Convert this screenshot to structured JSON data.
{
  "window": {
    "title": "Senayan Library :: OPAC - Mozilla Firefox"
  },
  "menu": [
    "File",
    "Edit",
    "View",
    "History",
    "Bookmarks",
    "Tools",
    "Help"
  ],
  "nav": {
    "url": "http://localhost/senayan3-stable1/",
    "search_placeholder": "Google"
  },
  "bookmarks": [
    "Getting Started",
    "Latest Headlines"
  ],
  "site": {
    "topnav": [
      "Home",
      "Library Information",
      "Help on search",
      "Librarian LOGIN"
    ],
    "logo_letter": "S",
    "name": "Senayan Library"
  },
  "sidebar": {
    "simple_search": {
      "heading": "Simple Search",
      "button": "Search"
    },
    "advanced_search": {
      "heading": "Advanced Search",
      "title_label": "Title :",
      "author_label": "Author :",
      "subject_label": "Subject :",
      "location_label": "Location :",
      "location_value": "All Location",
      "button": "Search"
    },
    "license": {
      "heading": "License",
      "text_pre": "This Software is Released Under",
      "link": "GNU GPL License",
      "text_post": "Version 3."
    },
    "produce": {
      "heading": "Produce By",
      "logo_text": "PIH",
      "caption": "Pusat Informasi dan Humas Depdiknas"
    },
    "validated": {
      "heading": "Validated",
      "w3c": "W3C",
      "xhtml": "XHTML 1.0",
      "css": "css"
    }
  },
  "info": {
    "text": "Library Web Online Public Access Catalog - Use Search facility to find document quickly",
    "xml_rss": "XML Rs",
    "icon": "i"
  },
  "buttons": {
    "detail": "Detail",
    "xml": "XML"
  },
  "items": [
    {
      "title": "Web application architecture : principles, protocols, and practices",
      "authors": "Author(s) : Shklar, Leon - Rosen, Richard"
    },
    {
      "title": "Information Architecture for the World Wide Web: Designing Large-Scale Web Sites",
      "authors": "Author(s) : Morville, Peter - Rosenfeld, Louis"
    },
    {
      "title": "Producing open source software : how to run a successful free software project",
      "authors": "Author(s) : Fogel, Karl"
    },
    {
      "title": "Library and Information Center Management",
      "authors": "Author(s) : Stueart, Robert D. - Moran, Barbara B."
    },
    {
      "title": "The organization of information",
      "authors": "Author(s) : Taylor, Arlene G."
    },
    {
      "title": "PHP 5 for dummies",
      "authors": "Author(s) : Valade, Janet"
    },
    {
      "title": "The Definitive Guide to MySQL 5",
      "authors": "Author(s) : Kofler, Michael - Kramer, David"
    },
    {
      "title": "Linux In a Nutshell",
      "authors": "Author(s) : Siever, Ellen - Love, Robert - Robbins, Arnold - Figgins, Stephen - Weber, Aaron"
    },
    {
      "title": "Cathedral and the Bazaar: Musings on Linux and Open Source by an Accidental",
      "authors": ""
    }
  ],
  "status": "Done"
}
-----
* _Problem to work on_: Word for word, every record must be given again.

* _Exercise response_:
Convert this screenshot to structured JSON data.
{
  "window": {
    "title": "Senayan Library :: OPAC - Mozilla Firefox"
  },
  "menu": [
    "File",
    "Edit",
    "View",
    "History",
    "Bookmarks",
    "Tools",
    "Help"
  ],
  "nav": {
    "url": "http://localhost/senayan3-stable1/",
    "search_placeholder": "Google"
  },
  "bookmarks": [
    "Getting Started",
    "Latest Headlines"
  ],
  "site": {
    "topnav": [
      "Home",
      "Library Information",
      "Help on search",
      "Librarian LOGIN"
    ],
    "logo_letter": "S",
    "name": "Senayan Library"
  },
  "sidebar": {
    "simple_search": {
      "heading": "Simple Search",
      "button": "Search"
    },
    "advanced_search": {
      "heading": "Advanced Search",
      "title_label": "Title :",
      "author_label": "Author :",
      "subject_label": "Subject :",
      "location_label": "Location :",
      "location_value": "All Location",
      "button": "Search"
    },
    "license": {
      "heading": "License",
      "text_pre": "This Software is Released Under",
      "link": "GNU GPL License",
      "text_post": "Version 3."
    },
    "produce": {
      "heading": "Produce By",
      "logo_text": "PIH",
      "caption": "Pusat Informasi dan Humas Depdiknas"
    },
    "validated": {
      "heading": "Validated",
      "w3c": "W3C",
      "xhtml": "XHTML 1.0",
      "css": "css"
    }
  },
  "info": {
    "text": "Library Web Online Public Access Catalog - Use Search facility to find document quickly",
    "xml_rss": "XML Rs",
    "icon": "i"
  },
  "buttons": {
    "detail": "Detail",
    "xml": "XML"
  },
  "items": [
    {
      "title": "Web application architecture : principles, protocols, and practices",
      "authors": "Author(s) : Shklar, Leon - Rosen, Richard"
    },
    {
      "title": "Information Architecture for the World Wide Web: Designing Large-Scale Web Sites",
      "authors": "Author(s) : Morville, Peter - Rosenfeld, Louis"
    },
    {
      "title": "Producing open source software : how to run a successful free software project",
      "authors": "Author(s) : Fogel, Karl"
    },
    {
      "title": "Library and Information Center Management",
      "authors": "Author(s) : Stueart, Robert D. - Moran, Barbara B."
    },
    {
      "title": "The organization of information",
      "authors": "Author(s) : Taylor, Arlene G."
    },
    {
      "title": "PHP 5 for dummies",
      "authors": "Author(s) : Valade, Janet"
    },
    {
      "title": "The Definitive Guide to MySQL 5",
      "authors": "Author(s) : Kofler, Michael - Kramer, David"
    },
    {
      "title": "Linux In a Nutshell",
      "authors": "Author(s) : Siever, Ellen - Love, Robert - Robbins, Arnold - Figgins, Stephen - Weber, Aaron"
    },
    {
      "title": "Cathedral and the Bazaar: Musings on Linux and Open Source by an Accidental",
      "authors": ""
    }
  ],
  "status": "Done"
}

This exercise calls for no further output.